__WHAT IS EXPECTED__:
Among the records, which lines hold the word "title"? Pick them out.

Website and app data records:
⟨

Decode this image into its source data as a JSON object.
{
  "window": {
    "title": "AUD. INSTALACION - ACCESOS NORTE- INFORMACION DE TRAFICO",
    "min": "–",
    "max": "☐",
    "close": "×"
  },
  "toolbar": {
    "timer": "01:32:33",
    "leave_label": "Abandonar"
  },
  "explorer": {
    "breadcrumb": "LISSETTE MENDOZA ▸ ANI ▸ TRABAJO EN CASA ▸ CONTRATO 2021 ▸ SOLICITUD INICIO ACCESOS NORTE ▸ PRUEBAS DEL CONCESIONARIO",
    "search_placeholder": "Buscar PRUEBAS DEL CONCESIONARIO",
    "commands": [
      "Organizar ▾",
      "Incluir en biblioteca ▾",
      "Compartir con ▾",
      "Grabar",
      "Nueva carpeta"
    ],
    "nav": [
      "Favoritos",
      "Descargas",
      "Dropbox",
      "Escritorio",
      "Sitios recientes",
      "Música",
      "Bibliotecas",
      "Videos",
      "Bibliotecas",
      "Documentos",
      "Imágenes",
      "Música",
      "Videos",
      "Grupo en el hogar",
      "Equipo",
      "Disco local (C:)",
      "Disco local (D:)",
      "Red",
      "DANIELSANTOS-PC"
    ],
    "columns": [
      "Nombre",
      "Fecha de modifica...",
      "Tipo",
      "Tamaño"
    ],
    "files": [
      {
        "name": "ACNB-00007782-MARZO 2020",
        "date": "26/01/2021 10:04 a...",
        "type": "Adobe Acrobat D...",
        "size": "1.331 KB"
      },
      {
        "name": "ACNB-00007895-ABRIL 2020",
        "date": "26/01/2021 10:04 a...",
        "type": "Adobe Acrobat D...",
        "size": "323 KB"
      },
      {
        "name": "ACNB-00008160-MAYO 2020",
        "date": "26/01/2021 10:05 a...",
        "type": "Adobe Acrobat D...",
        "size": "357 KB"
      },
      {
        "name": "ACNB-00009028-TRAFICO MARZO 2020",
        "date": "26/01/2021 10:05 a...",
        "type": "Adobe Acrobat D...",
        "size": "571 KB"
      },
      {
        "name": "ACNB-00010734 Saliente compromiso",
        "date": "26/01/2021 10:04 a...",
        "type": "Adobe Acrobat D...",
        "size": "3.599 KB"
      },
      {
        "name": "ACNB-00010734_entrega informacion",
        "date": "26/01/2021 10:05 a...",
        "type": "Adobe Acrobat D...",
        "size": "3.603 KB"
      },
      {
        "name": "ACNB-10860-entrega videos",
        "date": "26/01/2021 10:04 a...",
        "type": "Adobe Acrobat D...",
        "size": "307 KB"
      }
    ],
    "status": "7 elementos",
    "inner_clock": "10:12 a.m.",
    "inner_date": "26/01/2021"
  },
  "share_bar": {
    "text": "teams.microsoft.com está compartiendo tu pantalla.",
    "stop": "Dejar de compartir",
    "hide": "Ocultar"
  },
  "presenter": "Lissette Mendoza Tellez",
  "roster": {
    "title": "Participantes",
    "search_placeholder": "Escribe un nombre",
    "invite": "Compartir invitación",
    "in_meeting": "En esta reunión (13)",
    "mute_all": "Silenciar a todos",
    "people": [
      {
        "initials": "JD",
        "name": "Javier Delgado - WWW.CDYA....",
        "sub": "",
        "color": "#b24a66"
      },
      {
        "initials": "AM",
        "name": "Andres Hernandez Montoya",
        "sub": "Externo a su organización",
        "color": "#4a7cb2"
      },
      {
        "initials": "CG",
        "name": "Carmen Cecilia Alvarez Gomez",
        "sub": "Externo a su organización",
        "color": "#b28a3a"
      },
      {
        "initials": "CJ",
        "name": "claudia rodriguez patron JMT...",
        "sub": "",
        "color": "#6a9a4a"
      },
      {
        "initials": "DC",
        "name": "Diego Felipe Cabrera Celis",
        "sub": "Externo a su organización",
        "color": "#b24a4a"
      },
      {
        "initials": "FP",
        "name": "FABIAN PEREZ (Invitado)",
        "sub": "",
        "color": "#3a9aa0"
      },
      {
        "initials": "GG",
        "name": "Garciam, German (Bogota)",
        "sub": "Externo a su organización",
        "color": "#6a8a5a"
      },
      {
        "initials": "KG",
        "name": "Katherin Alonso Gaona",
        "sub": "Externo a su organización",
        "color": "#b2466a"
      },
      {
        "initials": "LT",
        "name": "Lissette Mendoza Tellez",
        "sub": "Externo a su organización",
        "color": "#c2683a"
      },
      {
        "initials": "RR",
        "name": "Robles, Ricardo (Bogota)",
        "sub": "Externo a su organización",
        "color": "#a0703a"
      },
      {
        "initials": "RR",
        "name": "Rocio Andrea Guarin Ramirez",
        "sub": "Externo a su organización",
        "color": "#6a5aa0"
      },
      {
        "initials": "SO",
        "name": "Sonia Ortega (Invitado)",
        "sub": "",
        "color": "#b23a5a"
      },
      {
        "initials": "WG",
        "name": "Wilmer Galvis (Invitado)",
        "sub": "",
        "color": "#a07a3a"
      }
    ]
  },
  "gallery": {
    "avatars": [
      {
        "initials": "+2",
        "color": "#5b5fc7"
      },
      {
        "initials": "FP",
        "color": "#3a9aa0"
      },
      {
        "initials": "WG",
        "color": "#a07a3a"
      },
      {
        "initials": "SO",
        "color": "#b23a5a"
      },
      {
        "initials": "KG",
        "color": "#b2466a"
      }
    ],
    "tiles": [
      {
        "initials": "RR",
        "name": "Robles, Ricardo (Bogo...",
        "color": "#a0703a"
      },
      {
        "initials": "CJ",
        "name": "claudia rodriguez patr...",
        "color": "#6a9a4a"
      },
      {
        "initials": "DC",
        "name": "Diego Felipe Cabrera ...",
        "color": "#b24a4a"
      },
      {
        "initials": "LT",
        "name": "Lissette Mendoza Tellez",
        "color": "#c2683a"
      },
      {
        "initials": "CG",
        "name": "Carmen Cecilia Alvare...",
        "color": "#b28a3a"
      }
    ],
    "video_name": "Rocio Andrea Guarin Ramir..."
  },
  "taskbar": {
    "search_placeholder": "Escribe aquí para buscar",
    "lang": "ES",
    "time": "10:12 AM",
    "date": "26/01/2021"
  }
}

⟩

__SOLUTION TO THE EXERCISE__:
    "title": "AUD. INSTALACION - ACCESOS NORTE- INFORMACION DE TRAFICO",
    "title": "Participantes",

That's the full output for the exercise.